Mechanism (GTSM) for the Label Distribution Protocol Mechanism (GTSM) for the Label Distribution Protocol
(LDP)", RFC 6720, August 2012. (LDP)", RFC 6720, August 2012.
[RFC6829] Chen, M., Pan, P., Pignataro, C., and R. Asati, "Label [RFC6829] Chen, M., Pan, P., Pignataro, C., and R. Asati, "Label
Switched Path (LSP) Ping for Pseudowire Forwarding Switched Path (LSP) Ping for Pseudowire Forwarding
Equivalence Classes (FECs) Advertised over IPv6", RFC Equivalence Classes (FECs) Advertised over IPv6", RFC
6829, January 2013. 6829, January 2013.
Appendix A. Assignments
*RFC EDITOR PLEASE REMOVE BEFORE PUBLISHING*
This will track which author volunteered for which section(s):
OAM - Ron Bonica, Carlos Pignataro
LDP/mLDP (multicast) - Kamran Raza
L2VPN - Rajiv Asati, Vishwas Manral, Rajiv Papneja
L3VPN - Rajiv Asati, Vishwas Manral, Rajiv Papneja
PCE - Dhruv Dhody, Rajiv Papneja
Editors- Wes George(primary), Vishwas Manral, Rajiv Asati
Authors' Addresses Authors' Addresses
Wesley George (editor) Wesley George (editor)
Time Warner Cable Time Warner Cable
13820 Sunrise Valley Drive 13820 Sunrise Valley Drive
Herndon, VA 20111 Herndon, VA 20111
US US
Phone: +1-703-561-2540 Phone: +1-703-561-2540
Email: wesley.george@twcable.com Email: wesley.george@twcable.com
Carlos Pignataro (editor) Carlos Pignataro (editor)
Cisco Systems Cisco Systems, Inc.
7200-12 Kit Creek Road 7200-12 Kit Creek Road
Research Triangle Park, NC 27709 Research Triangle Park, NC 27709
US US
Phone: +1-919-392-7428
Email: cpignata@cisco.com Email: cpignata@cisco.com
 End of changes. 57 change blocks. 

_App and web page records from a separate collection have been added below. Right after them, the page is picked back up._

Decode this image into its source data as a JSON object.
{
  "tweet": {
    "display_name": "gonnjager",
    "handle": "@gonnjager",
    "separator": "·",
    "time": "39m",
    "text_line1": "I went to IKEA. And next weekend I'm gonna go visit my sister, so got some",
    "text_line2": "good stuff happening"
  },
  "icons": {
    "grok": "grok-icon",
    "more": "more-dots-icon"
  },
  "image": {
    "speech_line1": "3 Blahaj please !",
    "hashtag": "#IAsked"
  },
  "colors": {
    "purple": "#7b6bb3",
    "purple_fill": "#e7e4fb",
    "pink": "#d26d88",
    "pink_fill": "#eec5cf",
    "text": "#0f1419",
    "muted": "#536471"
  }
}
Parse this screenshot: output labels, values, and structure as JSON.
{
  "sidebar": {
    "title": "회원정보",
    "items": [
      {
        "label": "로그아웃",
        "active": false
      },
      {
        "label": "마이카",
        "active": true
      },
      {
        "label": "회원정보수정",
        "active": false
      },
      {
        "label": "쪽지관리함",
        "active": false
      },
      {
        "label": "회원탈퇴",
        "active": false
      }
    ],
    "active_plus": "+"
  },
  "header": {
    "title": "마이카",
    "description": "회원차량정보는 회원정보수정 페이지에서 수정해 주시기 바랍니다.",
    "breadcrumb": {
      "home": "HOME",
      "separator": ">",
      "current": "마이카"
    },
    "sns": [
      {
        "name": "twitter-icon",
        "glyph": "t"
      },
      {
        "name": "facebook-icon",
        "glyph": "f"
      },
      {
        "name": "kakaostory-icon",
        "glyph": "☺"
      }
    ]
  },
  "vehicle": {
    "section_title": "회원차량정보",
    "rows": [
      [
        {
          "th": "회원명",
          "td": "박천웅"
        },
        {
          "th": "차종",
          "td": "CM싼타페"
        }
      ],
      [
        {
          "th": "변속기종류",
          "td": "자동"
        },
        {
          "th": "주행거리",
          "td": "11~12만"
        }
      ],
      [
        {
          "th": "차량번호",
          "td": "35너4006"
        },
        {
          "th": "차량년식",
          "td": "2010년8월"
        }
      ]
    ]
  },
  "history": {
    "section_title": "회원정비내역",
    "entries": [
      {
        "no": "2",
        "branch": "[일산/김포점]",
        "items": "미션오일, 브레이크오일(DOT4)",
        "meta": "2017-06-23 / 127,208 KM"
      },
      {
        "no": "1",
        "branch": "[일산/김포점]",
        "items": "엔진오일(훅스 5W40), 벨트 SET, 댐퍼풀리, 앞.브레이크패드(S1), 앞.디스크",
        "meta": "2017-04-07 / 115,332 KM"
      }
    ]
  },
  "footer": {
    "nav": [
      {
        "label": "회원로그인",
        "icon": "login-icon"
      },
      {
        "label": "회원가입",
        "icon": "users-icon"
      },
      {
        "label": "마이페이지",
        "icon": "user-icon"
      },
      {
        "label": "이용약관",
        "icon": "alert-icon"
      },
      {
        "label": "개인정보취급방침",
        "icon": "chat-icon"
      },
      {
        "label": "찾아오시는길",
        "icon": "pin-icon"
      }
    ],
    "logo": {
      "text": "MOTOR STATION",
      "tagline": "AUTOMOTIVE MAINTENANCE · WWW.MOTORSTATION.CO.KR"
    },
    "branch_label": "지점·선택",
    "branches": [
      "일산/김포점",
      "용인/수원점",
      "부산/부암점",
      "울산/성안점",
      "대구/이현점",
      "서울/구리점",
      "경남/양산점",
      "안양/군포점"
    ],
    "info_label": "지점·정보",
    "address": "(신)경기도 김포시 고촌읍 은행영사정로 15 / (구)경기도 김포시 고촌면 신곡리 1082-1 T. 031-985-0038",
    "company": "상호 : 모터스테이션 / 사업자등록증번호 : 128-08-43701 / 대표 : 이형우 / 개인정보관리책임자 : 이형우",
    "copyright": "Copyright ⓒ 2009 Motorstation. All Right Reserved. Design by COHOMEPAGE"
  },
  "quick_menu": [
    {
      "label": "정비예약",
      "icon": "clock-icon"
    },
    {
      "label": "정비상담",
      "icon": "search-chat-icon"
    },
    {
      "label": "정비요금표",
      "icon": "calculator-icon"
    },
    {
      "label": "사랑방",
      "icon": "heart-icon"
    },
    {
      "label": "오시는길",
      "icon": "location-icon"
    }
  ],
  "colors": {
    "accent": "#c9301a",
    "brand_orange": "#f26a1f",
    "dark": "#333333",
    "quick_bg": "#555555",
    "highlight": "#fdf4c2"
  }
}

102 lines changed or deleted 74 lines changed or added

This html diff was produced by rfcdiff 1.41. The latest version is available from http://tools.ietf.org/tools/rfcdiff/